◆ Data for the task:
# # #
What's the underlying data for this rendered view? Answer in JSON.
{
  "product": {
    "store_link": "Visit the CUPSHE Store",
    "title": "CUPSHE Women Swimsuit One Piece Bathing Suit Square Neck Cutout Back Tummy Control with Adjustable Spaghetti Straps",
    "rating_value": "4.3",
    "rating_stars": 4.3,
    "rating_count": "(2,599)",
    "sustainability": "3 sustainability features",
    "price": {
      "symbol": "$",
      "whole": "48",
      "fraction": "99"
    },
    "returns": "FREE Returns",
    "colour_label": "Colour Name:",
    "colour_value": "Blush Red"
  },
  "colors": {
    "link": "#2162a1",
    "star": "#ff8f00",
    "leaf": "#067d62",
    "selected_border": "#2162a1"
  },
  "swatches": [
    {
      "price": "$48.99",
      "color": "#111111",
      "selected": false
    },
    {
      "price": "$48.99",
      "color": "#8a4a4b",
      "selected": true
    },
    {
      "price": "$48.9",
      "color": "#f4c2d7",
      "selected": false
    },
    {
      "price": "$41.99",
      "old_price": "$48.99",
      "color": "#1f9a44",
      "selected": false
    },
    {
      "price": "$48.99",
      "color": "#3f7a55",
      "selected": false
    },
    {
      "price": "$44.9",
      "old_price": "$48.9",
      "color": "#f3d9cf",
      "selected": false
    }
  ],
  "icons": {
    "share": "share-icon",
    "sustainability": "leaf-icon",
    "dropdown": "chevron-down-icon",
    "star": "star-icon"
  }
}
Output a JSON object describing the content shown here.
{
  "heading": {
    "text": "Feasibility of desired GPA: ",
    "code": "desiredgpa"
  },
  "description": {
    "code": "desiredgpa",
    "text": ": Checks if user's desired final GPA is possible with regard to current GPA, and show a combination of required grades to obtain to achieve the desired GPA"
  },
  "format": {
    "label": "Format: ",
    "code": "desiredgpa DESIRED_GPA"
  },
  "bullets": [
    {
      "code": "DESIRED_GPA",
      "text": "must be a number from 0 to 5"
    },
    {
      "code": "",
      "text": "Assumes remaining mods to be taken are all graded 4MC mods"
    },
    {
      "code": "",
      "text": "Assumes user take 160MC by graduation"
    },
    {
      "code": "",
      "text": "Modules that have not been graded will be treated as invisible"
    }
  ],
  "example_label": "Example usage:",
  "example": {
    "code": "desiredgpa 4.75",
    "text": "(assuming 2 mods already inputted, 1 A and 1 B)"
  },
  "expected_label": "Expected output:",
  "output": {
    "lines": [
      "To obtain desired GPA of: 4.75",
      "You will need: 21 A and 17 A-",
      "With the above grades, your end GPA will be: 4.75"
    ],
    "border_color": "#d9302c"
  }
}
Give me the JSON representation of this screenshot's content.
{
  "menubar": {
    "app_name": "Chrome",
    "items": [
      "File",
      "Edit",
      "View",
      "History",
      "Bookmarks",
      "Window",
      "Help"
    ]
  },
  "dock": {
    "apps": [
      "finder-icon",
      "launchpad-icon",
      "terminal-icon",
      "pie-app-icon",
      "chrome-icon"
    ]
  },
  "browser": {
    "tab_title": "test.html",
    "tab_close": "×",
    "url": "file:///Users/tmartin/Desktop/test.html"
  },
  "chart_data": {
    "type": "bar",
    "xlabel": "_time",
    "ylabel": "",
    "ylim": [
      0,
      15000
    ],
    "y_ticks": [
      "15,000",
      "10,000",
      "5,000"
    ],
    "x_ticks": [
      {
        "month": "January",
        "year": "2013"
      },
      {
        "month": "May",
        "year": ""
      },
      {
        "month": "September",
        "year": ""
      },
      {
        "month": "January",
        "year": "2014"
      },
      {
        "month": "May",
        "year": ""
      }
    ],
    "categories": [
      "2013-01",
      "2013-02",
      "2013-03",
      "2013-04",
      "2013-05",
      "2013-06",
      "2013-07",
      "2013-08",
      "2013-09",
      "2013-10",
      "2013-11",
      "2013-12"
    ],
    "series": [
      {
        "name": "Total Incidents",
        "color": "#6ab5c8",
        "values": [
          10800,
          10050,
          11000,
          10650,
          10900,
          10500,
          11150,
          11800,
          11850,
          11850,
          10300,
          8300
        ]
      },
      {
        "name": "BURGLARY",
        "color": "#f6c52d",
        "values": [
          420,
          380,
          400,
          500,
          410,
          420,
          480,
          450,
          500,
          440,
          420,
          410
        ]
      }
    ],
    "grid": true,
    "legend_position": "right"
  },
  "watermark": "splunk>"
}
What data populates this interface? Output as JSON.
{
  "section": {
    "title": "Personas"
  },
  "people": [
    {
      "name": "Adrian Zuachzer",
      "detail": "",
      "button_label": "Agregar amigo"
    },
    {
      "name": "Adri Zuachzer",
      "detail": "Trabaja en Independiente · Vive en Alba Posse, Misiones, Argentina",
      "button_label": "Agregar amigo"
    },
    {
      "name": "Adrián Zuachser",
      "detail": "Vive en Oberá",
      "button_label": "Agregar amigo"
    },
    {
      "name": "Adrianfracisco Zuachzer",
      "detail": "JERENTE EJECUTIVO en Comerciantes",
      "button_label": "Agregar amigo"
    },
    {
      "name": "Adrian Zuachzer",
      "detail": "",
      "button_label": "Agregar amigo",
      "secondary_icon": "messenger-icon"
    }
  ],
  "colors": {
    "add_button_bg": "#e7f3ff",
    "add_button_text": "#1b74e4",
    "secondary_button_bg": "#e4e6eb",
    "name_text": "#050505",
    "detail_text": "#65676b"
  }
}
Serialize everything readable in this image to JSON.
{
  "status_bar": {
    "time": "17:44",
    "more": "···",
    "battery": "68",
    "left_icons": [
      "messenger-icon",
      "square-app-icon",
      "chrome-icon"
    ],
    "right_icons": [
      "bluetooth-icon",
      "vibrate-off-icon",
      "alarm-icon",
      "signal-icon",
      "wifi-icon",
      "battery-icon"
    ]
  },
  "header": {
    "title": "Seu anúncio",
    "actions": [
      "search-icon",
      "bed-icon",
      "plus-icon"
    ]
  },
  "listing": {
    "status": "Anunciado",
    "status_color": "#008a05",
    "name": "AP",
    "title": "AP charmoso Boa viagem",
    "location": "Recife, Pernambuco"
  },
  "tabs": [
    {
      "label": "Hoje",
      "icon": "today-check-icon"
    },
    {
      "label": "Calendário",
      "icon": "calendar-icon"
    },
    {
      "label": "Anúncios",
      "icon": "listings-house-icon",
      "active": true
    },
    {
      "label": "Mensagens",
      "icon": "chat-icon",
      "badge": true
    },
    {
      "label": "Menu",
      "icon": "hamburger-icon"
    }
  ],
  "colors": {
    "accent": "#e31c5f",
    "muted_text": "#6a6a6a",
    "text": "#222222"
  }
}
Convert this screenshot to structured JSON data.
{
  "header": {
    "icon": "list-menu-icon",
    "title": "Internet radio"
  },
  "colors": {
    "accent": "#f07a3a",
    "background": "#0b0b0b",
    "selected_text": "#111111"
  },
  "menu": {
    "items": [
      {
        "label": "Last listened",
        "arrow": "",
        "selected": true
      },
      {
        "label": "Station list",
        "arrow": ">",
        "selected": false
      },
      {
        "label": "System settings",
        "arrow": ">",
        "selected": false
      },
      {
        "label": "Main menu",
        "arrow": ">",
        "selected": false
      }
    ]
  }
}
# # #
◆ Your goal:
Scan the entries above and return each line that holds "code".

◆ Result of this task:
    "code": "desiredgpa"
    "code": "desiredgpa",
    "code": "desiredgpa DESIRED_GPA"
      "code": "DESIRED_GPA",
      "code": "",
      "code": "",
      "code": "",
    "code": "desiredgpa 4.75",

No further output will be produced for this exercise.